Task goal =>
Can you find the lines of the listing that include "nihonkaiyo" and copy every one?
----
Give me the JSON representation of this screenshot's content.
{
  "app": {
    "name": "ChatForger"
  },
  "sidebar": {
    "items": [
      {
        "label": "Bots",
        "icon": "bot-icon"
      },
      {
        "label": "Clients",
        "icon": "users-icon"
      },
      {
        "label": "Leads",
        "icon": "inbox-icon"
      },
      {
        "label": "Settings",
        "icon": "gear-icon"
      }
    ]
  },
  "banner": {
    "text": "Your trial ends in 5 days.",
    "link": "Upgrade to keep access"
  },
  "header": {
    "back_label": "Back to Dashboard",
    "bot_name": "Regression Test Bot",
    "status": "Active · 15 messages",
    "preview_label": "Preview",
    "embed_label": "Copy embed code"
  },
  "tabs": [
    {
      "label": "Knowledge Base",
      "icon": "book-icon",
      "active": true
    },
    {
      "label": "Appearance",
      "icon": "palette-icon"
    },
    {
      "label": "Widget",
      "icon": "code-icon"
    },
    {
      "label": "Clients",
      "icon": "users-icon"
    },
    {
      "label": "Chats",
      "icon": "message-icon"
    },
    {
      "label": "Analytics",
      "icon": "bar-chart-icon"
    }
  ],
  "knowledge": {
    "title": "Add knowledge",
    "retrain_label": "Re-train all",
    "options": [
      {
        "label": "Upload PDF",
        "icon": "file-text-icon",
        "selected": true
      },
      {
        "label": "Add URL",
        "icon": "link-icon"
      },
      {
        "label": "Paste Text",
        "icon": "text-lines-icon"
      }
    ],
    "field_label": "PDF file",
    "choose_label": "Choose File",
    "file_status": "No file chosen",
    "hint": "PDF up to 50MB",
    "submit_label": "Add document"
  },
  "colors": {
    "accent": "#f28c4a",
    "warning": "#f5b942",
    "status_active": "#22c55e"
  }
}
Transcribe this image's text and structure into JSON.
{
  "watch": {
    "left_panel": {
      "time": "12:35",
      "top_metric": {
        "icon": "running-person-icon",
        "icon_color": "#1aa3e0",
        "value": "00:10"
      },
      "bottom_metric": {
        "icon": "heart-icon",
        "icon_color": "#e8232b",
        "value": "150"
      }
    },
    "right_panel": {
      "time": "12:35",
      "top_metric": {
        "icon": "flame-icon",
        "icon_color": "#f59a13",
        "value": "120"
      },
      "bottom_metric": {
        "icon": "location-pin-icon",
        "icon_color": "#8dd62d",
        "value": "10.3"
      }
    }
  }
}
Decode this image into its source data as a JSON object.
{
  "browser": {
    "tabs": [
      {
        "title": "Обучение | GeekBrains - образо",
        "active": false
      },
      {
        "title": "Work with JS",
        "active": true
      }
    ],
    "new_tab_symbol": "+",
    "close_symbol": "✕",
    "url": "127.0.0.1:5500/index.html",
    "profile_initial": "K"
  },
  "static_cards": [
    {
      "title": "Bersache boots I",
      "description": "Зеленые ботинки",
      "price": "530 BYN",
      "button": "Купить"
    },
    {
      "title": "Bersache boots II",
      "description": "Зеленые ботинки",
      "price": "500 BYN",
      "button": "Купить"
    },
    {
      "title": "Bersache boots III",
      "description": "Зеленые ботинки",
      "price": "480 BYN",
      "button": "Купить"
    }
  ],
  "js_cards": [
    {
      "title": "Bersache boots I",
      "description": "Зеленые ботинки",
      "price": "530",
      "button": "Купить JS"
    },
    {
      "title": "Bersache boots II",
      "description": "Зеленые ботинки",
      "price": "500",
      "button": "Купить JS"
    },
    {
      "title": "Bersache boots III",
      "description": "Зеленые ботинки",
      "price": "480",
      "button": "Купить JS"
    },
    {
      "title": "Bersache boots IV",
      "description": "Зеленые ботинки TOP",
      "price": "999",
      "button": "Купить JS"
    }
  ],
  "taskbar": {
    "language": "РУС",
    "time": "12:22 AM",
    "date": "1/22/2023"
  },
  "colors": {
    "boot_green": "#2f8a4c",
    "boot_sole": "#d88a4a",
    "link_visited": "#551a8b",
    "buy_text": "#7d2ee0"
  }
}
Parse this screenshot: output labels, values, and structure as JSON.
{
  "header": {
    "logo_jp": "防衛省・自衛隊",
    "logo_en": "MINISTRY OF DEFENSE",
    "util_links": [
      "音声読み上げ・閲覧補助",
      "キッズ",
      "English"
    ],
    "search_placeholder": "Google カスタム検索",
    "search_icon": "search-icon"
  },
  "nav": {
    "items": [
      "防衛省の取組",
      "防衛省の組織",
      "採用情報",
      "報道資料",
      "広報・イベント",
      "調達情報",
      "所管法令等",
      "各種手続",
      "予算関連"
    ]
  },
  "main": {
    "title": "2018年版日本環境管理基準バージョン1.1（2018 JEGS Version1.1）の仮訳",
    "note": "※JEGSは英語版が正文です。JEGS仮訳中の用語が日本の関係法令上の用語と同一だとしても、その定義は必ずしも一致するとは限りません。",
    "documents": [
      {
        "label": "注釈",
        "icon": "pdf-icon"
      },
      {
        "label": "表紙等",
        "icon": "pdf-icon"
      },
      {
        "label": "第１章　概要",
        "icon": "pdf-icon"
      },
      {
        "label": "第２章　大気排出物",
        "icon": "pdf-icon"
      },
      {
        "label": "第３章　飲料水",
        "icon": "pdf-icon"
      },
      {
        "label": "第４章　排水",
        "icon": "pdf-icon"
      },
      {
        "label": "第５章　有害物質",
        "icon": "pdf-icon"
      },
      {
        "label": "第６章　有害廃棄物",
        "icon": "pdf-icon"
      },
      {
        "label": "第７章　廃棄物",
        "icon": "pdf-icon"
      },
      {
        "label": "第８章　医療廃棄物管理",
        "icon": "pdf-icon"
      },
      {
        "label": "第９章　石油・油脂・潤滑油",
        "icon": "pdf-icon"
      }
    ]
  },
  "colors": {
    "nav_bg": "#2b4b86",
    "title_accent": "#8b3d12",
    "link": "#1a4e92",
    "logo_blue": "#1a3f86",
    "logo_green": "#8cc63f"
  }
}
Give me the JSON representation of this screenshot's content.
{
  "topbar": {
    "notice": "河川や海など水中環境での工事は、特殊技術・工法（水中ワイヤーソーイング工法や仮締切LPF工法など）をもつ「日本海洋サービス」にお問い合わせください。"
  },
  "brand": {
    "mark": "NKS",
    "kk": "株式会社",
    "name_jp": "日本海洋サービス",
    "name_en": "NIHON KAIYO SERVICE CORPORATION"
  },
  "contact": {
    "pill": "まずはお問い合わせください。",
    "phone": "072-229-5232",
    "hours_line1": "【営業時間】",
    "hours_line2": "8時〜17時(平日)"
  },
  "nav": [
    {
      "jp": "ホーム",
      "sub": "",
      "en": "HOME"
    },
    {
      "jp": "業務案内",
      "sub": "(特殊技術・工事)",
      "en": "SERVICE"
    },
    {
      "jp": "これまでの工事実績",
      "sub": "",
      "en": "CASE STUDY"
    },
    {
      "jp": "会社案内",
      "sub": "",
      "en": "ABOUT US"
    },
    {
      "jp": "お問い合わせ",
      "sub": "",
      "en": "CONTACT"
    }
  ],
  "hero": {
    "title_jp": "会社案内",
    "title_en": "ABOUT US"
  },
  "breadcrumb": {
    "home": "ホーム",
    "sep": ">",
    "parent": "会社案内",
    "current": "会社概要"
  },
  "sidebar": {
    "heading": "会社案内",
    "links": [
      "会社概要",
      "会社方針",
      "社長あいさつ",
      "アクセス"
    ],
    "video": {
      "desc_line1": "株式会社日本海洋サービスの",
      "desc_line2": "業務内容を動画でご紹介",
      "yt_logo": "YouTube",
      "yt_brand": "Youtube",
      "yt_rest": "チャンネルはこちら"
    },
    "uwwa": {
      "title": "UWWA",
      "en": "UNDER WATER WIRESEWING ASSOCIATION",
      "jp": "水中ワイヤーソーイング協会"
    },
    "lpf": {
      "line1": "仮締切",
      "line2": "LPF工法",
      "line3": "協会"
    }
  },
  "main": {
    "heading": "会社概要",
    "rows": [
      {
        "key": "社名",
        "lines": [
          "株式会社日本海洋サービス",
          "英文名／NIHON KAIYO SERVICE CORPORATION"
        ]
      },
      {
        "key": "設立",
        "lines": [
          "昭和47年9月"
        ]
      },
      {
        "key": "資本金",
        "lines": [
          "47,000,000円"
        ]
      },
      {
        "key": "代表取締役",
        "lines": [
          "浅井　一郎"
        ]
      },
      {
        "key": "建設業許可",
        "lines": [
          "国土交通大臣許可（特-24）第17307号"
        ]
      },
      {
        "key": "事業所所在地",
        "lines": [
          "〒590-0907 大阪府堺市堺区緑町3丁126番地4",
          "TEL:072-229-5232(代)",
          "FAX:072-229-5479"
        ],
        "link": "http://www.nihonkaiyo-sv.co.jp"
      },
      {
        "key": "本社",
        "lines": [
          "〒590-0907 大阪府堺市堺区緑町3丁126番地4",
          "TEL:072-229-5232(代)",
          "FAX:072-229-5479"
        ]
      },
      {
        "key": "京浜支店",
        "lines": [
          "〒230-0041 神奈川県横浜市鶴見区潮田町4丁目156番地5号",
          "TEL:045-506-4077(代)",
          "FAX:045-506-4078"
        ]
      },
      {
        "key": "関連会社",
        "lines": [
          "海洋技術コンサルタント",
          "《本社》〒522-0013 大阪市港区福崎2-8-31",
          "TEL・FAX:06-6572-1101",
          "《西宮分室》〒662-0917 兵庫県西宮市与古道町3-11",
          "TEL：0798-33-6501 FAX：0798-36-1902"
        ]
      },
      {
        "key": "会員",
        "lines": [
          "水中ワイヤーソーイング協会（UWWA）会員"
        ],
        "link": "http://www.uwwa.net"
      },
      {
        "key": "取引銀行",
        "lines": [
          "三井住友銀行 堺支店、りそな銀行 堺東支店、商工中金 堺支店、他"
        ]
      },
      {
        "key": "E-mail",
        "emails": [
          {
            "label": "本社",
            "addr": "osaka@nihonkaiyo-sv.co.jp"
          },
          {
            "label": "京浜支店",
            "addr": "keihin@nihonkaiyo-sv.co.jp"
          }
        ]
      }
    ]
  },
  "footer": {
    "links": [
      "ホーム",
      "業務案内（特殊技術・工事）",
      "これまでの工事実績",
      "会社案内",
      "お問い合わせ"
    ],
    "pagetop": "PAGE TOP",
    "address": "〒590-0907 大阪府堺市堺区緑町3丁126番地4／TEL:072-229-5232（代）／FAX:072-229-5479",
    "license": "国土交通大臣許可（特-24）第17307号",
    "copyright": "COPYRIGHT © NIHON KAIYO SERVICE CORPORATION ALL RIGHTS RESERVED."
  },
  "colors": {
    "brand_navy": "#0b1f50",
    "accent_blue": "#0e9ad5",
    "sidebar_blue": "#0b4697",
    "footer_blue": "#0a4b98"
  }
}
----
Response area =>
        "link": "http://www.nihonkaiyo-sv.co.jp"
            "addr": "osaka@nihonkaiyo-sv.co.jp"
            "addr": "keihin@nihonkaiyo-sv.co.jp"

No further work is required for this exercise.